Today’s students are all about social media. If it’s not Instagram, it’s Snapchat, Twitter, or Facebook. If it weren’t for school rules regarding phone usage in school, we may never see the faces of our students but merely the tops of their heads as they check the plethora of status threads that they follow. So how might we grab a piece of that attention? Well, why not use faux social media to engage our students in learning, especially in literacy lessons?
Years ago, I used the premise of Facebook to facilitate active listening during story time for young readers. Before a particular story was read, I instructed students to listen for details that would be an appropriate status update on a Facebook page. With that, I proceeded to create a faux Facebook page on large butcher paper. Along the top was written “Facebook”. Below the title and centered were the words “What’s Your Status?” To the left was a picture/drawing of the main character. You could focus on any character, but I chose to focus on the main character. Then, each time that the students heard an appropriate status update, they would write a complete sentence highlighting the character’s status on a sticky-note and post it on the board. At various points, I would stop reading and discuss the updates with the class; being sure to ask for text evidence for the post. For younger students, you might make a faux Facebook page on a large chart and then have the students raise their hands when they think they found a good idea of a post. After a brief discussion, the post should be written on the chart. With students that are much younger, a teacher might write the comments instead of having the students write it, but that is simply up to the teacher. Today, I probably would have the students write their posts on the board. It could be used as a teaching tool for writing as well.
For my work, I had read Patricia Polacco’s Thunder Cake the day before we started this strategy. On that first day, we had identified and talked simply about the basic elements of the story. The following day was my second reading and I had planned to consider the main character more intently. I felt that the faux Facebook would be an engaging way to accomplish this.
To identify the setting and to start the faux Facebook session, I guided the children through the practice of “checking in”. For those of you that have Facebook on your smart phones, you may be familiar with the button that allows you to identify your current location. This status shows as a “check in”. So, since the setting was stated in the first sentence of the story we were able to make our first post. I wrote, “Patricia checked in @ Babushka’s farm in Michigan”. Continuing on, at specific points in the story I would stop and ask the students, “What would Patricia post as her status? What is she thinking?” Below is a snapshot of the status statements that the children generated.
This strategy would also be beneficial to those lessons regarding sequencing and retelling. Seeing the status updates in descending vertical line, students will be able to read the sequence of the story. Visual learners can see the sequence of the story represented in that descending vertical line posts. At a basic level, the Facebook page that was on my classroom wall was a tool that transformed the abstract concept ‘sequence’ to a visual and kinesthetic object. With further practice, students should be able to write their own faux Facebook pages. It can also be a creative activity in lieu of a book report.
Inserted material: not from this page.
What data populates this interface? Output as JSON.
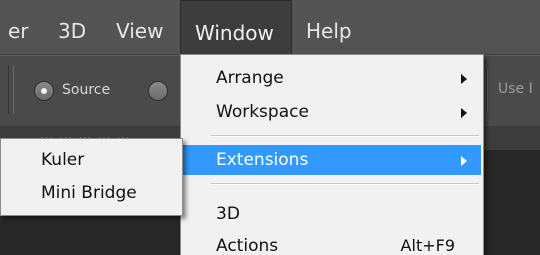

Upon the completion of our class generated status updates, I reminded the students of the opportunity for Facebook friends to comment on the status posts that real Facebook members post online. With that, I instructed the students to write a comment to follow Patricia’s posts. This was a great avenue for writing a reading response. Not one of my students declared, “I don’t know what to write.” Their thoughts came easily. I walked around the room and took notice of their “comments”. The following shows some of the comments that I gleaned from the children’s writing.
It was a productive day in room 403. My students engaged in thinking about the main character of Thunder Cake in a new and unique way. Their writing was more authentic and connected. I trust that this will not soon be forgotten.
But what about the other social media platforms? I envision students creating images to demonstrate events happening in a chapter book and posting it as an Instagram page. Other students could like and comment on the IG posts. It might be a great way for inspiring readers to try a new book. If they get to know the character, the setting, problems and such, they might want to pick up the book in order to know more.
As for Twitter, it might fun much like the Facebook strategy; expect that students would be required to write just the gist since Twitter limits characters. That could definitely help students summarize and improve their ability to write succinctly.
To imitate Snap Chat, students would need access to a video camera or their smart phones in order to use the camera. I also see that this one could depend a lot on technology. Students could create a 10 second video in which they reenact a portion of the text. This could then be downloaded to a program in which students could share their video with the class. If a group of students were reading the same book they could be assigned to different sections of the book and directed to produce a ten second movie about that section. These small Snap Chat-esque movies could be shown to the class where discussions could follow that dig deeper into the understanding of the text.
Whatever social media you’d like to imitate, be sure to allow you students to keep you abreast of what is current and popular. Who knows what new media will pop up next? Don’t be afraid to try new versions of it within your classroom. By using the popular tools of the day, students are likely to engage in your lessons and remember it for a long time.
If you’d like a set of 30 Teaching strategies, with this one included, check out my Instructional Strategies Toolkit here.